Gay Times March 10 - Issue 378
Jamie Tabberer settles down for a chat with American Idol’s Adam Lambert. They were both in their PJ’s, dontcha know.
When nattering with a bona fide American idol like Adam Lambert, a West Country twang like mine can be problematic. “How is my British accent working out for you Adam?” I ask the 27-year-old pop star, in my best attempt at Queen’s English. “Does it remind you of Simon Cowell’s at all?”
More from Gay Times March 10 - Issue 378
“No,” he replies nonchalantly. “Yours is MUCH cuter than Simon’s…”
I laugh, stutter an indecipherable response and then cough. Not sexy. We’re 30 seconds into our interview, and I’ve already been rendered speechless.
But if his reputation is to be believed, Adam’s ability to shock doesn’t come as a surprise. The handsome singer – who finished second in last year’s season of American Idol, far and away the most watched show on American TV – has always known how to provoke a reaction in people, most notably with his powerhouse voice.
Regrettably, though, it’s the negative reactions he sparks inadvertently that generate the most headlines. From his forgivable penchant for guyliner (don’t pretend you haven’t been there), to his opinion-polarising album cover, to his controversial performance at last year’s American Music Awards (in which he kissed and groped a male member of his band, inducing thousands of complaints to TV network ABC) it seems Adam can’t bat a mascara-clad eyelash without offending somebody. The irony being, of course, that Adam’s really not shocking underneath it all. In fact, he’s a just a normal guy who –shock, horror! – is actually WILLING to talk about his sexuality. Adam Lambert: we applaud you.
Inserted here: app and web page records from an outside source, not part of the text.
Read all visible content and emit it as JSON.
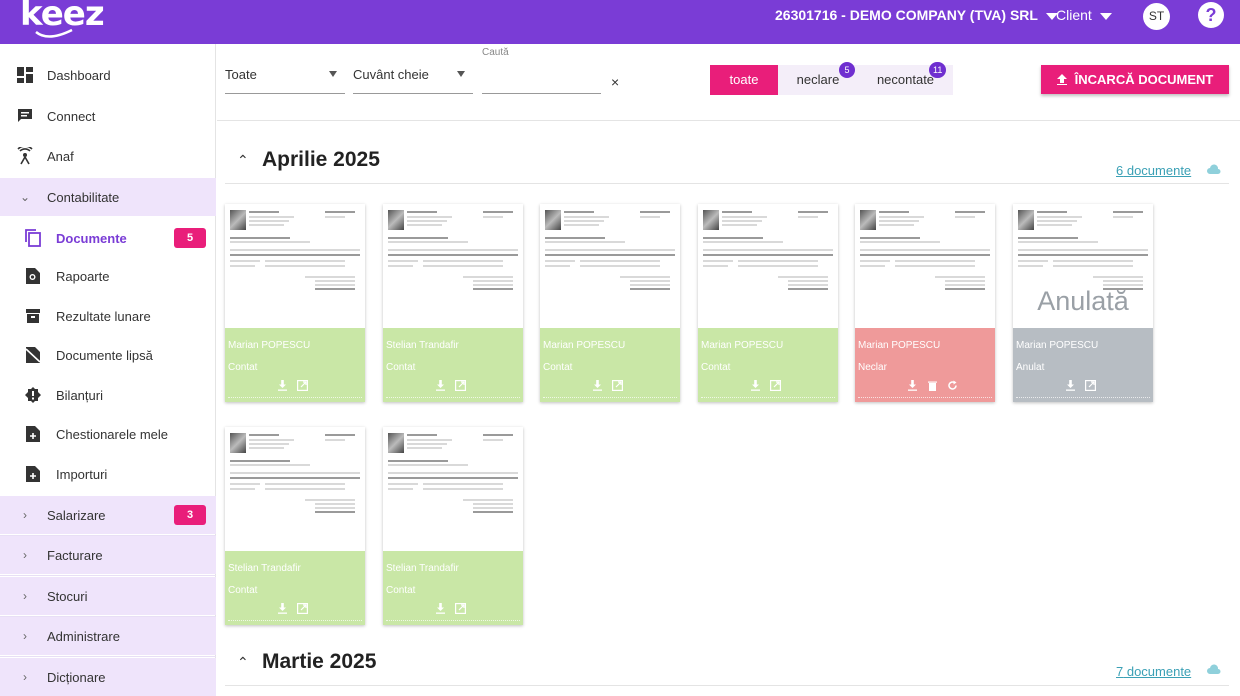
{
  "topbar": {
    "logo": "keez",
    "company": "26301716 -  DEMO COMPANY (TVA) SRL",
    "client": "Client",
    "avatar": "ST",
    "help": "?"
  },
  "sidebar": {
    "items": [
      {
        "label": "Dashboard",
        "icon": "dashboard-icon"
      },
      {
        "label": "Connect",
        "icon": "chat-icon"
      },
      {
        "label": "Anaf",
        "icon": "antenna-icon"
      },
      {
        "label": "Contabilitate",
        "icon": "chevron-down-icon"
      },
      {
        "label": "Documente",
        "icon": "copy-icon",
        "badge": "5"
      },
      {
        "label": "Rapoarte",
        "icon": "report-search-icon"
      },
      {
        "label": "Rezultate lunare",
        "icon": "archive-icon"
      },
      {
        "label": "Documente lipsă",
        "icon": "document-off-icon"
      },
      {
        "label": "Bilanțuri",
        "icon": "alert-badge-icon"
      },
      {
        "label": "Chestionarele mele",
        "icon": "document-add-icon"
      },
      {
        "label": "Importuri",
        "icon": "document-add-icon"
      },
      {
        "label": "Salarizare",
        "icon": "chevron-right-icon",
        "badge": "3"
      },
      {
        "label": "Facturare",
        "icon": "chevron-right-icon"
      },
      {
        "label": "Stocuri",
        "icon": "chevron-right-icon"
      },
      {
        "label": "Administrare",
        "icon": "chevron-right-icon"
      },
      {
        "label": "Dicționare",
        "icon": "chevron-right-icon"
      }
    ]
  },
  "filters": {
    "type": "Toate",
    "field": "Cuvânt cheie",
    "search_label": "Caută",
    "search_value": "",
    "clear": "×"
  },
  "segments": {
    "all": "toate",
    "unclear": "neclare",
    "unclear_count": "5",
    "unaccounted": "necontate",
    "unaccounted_count": "11"
  },
  "upload_button": "ÎNCARCĂ DOCUMENT",
  "groups": [
    {
      "title": "Aprilie 2025",
      "count_link_num": "6",
      "count_link_text": " documente",
      "cards": [
        {
          "name": "Marian POPESCU",
          "status": "Contat",
          "color": "green"
        },
        {
          "name": "Stelian Trandafir",
          "status": "Contat",
          "color": "green"
        },
        {
          "name": "Marian POPESCU",
          "status": "Contat",
          "color": "green"
        },
        {
          "name": "Marian POPESCU",
          "status": "Contat",
          "color": "green"
        },
        {
          "name": "Marian POPESCU",
          "status": "Neclar",
          "color": "red"
        },
        {
          "name": "Marian POPESCU",
          "status": "Anulat",
          "color": "grey",
          "overlay": "Anulată"
        },
        {
          "name": "Stelian Trandafir",
          "status": "Contat",
          "color": "green"
        },
        {
          "name": "Stelian Trandafir",
          "status": "Contat",
          "color": "green"
        }
      ]
    },
    {
      "title": "Martie 2025",
      "count_link_num": "7",
      "count_link_text": " documente"
    }
  ],
  "colors": {
    "brand": "#7a3cd6",
    "accent": "#e91e7a",
    "contat": "#c9e7a6",
    "neclar": "#ef9a9a",
    "anulat": "#b7bdc3"
  }
}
“It catches me off guard,” he admits, recalling the AMA nightmare. “In my circle, and in a lot of the underground clubs and performance spaces in Los Angeles nobody thinks twice about it, they love it. Then I gave what I thought was a harmless performance and everybody jumps down my throat about it. And I’m like ‘Sorry, I didn’t realise it was going to be that big a deal.’”
Hostility escalated when the (actually ace) cover of Adam’s space-themed debut album leaked days later. On it, Adam’s brave sense of style is epitomized – he appears in full make up, with electric blue hair and a pout to rival Victoria Beckham’s, looking like a character from the 80s movie Tron. And if a female artist had pulled the exact same pose…
“…With the soft focus, and the retouching,” he agrees, “nobody would have said a word. I’m glad you like it, but you’re the minority. Here in the States a lot of people are really uncomfortable with it, which is hilarious. But Tron is a great movie!
“I just think you guys in the UK are way further ahead in terms of tolerance,” he adds. “It’s really interesting. In the UK and in Europe proper, it’s less of an issue because people are more comfortable with their sexualities And not just the gay thing, but even playful things, like the concept of androgyny. That is something that generally many Americans are uncomfortable with. Mixing masculine and feminine stereotypes together and playing with it, people get suspicious about it.”
But weeks later, Adam answered his critics when For Your Entertainment sold 200,000 copies in its first week on sale, charting above new releases from Rihanna and Lady Gaga, albeit outsold by a certain Scottish lassie…
“I know, if only it weren’t for Susan Boyle!” Adam laughs. “I’m happy for her success, but that album is terrible. Wild Horses is the one that made me laugh the hardest. I just died when I heard it, I was crying with laughter. It was the most horrendous, sacrilegious treatment of that song!
“Still, when my album charted, it was validating. I was feeling bit attacked, like I had to vindicate something. I thought: ‘Wow, look what I did.’”
And one hell of an album it is too - unashamedly electropop, and featuring big name collaborations such as Pink, Linda Perry, and even Muse front man Matt Bellamy.
“I love Muse,” Adam enthuses. “I’m a huge fan and I think Matt’s voice is beautiful. I was beside myself when I heard they were willing to give up the song for me. It’s called Soaked, which here in America means wasted, or drunk.
“I love the song; lyrically I feel I can relate to it. From a dark place, it’s about that viscous circle of going out and trying to fill a void by getting laid, but doing it by getting wasted in a bar and going home with somebody. That’s what it’s about for me. I’ve been through that: I’m 27 years old and I’ve lived a life where I was looking for something… for meaning, or love, but looking for it in the wrong way.”
He may not look 27 (“the make up helps”), but it’s just as well he has a decade on many of his contemporaries.
Read the whole thing, including Gaga Chat, in our new issue which costs just 385 pennies, which is about the price of a Rimmel Eyeliner, but definitely much cheaper than an Urban Decay one